■ **TASK**: Identify all lines below that hold "score" and collect them.

■ **RECORDS FOR THE EXERCISE**:
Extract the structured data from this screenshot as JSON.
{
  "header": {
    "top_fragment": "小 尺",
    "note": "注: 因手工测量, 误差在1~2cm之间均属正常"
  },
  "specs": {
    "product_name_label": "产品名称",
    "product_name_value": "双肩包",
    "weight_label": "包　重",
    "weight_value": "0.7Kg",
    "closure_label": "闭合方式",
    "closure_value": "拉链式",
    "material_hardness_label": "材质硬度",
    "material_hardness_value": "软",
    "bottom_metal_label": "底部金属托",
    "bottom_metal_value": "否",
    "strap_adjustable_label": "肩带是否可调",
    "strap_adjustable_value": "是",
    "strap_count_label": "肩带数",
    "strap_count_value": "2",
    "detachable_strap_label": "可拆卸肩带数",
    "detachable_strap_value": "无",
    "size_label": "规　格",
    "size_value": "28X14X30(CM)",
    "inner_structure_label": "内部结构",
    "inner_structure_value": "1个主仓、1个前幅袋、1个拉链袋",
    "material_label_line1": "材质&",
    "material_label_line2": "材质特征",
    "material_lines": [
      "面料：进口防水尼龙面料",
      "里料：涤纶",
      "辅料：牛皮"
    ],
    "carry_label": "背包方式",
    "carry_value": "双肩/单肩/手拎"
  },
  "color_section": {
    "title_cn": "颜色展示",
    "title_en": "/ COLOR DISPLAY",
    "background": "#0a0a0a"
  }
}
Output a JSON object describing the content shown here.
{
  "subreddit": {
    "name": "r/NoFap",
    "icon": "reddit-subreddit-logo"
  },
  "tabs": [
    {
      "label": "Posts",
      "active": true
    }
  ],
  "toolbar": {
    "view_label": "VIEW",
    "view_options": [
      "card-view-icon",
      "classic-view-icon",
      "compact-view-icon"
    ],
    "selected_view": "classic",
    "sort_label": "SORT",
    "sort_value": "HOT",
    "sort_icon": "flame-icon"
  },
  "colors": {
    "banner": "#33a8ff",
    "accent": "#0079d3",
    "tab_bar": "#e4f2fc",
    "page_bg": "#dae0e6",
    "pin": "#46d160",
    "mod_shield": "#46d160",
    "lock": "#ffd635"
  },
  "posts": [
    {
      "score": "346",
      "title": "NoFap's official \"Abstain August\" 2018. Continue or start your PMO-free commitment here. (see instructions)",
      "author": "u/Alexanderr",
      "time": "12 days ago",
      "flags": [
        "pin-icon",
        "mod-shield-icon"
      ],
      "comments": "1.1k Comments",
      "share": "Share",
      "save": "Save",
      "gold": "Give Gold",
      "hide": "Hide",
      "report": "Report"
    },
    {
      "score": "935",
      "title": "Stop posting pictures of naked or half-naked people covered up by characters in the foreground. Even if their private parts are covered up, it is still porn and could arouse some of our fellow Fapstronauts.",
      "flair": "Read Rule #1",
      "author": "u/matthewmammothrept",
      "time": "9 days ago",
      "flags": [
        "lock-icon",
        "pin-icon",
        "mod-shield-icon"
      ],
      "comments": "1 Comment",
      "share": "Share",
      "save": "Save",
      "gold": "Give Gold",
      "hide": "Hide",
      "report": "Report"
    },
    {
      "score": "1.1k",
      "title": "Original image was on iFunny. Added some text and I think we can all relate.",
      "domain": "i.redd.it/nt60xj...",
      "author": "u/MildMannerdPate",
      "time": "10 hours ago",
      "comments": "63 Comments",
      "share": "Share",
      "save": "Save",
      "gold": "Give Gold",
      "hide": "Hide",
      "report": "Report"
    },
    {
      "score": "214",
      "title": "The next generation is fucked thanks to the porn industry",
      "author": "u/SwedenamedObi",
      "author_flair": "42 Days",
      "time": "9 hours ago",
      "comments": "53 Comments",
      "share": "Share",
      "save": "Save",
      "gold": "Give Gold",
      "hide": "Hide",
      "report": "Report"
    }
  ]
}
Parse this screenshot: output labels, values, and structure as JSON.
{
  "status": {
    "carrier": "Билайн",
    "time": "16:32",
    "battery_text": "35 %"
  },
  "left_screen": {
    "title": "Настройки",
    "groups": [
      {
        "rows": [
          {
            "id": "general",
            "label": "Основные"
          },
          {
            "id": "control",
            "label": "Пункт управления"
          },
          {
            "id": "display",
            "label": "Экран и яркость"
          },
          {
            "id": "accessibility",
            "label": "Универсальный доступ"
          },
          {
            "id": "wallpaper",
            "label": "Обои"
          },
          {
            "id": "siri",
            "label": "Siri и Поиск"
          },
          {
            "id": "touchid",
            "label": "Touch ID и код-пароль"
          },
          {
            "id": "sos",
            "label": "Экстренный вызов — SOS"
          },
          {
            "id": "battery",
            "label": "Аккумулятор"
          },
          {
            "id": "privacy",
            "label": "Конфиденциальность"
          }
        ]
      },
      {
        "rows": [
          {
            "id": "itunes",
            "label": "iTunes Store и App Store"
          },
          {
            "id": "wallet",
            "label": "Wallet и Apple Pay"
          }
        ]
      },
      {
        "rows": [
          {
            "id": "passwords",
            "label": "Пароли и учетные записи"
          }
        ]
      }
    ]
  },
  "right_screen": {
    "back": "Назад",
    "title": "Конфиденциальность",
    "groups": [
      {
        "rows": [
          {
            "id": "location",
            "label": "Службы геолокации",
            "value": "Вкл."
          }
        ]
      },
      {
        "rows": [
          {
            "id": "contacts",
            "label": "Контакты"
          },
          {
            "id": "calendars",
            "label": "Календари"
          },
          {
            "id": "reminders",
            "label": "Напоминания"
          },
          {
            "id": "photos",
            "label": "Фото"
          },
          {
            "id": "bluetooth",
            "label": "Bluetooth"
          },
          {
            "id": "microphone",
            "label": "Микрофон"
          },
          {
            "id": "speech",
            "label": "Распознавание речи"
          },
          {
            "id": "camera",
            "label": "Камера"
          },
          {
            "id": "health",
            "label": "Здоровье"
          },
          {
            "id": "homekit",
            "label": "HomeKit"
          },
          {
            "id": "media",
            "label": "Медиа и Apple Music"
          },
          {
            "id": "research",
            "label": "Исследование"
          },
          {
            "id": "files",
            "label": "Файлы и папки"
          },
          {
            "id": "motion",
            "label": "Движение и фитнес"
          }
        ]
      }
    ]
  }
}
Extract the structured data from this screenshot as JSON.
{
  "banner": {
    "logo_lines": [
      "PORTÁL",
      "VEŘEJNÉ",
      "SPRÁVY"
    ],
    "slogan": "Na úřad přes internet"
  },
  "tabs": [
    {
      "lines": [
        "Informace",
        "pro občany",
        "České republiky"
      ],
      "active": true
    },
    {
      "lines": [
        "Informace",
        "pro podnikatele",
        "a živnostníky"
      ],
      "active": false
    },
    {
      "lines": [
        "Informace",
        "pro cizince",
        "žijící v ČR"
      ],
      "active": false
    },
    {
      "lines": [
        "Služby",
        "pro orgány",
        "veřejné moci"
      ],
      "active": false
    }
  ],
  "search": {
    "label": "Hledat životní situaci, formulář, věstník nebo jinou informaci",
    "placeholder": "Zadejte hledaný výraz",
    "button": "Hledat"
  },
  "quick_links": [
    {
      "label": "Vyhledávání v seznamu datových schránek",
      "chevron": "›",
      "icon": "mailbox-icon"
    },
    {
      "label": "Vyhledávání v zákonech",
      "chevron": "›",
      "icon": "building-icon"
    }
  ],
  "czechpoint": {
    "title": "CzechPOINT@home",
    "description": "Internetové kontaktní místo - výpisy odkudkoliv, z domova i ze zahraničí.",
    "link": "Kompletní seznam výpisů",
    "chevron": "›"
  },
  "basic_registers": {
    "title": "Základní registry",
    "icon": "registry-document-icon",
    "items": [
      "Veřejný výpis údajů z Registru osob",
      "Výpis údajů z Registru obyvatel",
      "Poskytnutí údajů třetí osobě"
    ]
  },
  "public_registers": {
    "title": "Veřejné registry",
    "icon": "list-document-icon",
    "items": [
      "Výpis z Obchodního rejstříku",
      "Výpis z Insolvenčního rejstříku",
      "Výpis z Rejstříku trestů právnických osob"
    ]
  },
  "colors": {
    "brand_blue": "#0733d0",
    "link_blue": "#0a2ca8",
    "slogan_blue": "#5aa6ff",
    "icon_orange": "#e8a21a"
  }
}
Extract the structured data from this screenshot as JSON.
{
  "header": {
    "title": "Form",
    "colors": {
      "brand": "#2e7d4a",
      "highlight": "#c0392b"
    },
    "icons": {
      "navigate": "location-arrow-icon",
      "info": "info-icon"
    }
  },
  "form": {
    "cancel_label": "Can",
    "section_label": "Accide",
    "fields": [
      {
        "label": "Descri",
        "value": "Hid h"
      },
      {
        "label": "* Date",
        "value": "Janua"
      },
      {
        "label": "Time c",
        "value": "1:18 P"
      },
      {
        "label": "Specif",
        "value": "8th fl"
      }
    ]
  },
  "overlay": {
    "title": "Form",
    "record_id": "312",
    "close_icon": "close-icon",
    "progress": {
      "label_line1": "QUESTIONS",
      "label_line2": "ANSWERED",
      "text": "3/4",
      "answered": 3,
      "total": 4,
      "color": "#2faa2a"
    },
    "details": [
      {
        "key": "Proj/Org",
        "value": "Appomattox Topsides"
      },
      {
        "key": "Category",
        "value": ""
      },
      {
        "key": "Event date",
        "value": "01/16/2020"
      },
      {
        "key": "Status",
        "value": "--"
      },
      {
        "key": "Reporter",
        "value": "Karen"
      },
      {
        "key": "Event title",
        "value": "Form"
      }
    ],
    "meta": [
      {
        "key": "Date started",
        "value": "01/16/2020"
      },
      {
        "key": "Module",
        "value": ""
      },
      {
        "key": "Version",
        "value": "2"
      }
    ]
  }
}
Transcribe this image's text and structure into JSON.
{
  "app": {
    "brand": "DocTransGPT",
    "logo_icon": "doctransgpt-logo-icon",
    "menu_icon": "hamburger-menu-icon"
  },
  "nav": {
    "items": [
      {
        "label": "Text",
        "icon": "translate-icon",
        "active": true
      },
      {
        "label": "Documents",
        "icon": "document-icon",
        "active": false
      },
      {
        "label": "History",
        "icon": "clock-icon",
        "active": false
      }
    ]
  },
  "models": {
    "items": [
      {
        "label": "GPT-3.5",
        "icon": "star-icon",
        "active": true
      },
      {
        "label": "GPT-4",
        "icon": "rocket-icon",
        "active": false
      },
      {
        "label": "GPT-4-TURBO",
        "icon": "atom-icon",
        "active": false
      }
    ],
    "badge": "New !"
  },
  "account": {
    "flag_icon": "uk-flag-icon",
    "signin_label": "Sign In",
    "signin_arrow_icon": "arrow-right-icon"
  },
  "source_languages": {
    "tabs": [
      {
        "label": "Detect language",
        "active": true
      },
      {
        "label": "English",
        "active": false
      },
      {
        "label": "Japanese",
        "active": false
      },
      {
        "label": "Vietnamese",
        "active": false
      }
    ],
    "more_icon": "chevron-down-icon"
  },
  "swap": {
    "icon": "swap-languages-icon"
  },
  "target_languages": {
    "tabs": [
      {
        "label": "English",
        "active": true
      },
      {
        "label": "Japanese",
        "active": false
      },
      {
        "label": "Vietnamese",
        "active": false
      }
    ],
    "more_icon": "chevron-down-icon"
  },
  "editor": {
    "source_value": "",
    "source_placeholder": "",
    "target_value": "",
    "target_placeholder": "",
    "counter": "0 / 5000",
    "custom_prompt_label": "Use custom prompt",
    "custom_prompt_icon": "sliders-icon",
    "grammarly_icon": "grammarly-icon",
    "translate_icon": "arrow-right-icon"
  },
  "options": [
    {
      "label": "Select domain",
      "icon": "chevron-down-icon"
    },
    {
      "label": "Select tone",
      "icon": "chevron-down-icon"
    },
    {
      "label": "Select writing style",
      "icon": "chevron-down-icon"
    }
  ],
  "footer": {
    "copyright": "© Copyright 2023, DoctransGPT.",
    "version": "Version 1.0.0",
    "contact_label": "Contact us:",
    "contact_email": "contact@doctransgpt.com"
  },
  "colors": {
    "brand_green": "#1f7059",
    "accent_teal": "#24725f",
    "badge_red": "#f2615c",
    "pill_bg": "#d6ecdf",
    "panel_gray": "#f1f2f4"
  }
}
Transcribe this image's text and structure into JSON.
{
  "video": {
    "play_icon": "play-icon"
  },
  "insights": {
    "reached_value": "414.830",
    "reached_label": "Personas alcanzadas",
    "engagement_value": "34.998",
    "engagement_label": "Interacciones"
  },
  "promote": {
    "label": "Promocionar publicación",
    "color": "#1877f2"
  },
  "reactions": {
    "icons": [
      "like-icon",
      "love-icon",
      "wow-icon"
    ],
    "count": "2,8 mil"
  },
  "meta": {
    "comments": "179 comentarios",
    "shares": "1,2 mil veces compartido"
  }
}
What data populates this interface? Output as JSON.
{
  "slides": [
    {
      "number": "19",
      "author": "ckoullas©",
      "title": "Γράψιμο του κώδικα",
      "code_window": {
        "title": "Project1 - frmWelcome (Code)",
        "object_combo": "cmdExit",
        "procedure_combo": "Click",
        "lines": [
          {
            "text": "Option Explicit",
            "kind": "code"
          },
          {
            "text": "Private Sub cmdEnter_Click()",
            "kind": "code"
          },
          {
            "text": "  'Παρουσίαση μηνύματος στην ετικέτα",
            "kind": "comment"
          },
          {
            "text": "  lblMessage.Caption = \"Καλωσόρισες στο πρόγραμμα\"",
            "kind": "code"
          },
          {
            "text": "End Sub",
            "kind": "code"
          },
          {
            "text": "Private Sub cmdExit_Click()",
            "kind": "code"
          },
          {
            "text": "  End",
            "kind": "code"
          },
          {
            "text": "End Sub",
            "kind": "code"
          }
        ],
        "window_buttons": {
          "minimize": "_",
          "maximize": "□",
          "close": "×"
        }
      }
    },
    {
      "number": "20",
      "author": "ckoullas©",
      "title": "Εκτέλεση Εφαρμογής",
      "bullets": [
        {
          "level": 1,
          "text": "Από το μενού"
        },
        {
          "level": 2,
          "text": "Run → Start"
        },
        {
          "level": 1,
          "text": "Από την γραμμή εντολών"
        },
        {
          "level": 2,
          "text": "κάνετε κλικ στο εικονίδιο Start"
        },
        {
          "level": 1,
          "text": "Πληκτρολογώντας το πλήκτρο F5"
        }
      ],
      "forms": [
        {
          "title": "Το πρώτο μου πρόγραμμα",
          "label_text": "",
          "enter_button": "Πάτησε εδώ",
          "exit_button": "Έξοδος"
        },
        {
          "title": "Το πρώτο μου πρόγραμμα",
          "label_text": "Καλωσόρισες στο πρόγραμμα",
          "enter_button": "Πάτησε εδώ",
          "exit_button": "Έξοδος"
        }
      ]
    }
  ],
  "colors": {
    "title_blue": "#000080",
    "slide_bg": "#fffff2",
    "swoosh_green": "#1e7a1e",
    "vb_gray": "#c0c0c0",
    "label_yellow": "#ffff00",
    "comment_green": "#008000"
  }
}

■ **YOUR RESPONSE**:
      "score": "346",
      "score": "935",
      "score": "1.1k",
      "score": "214",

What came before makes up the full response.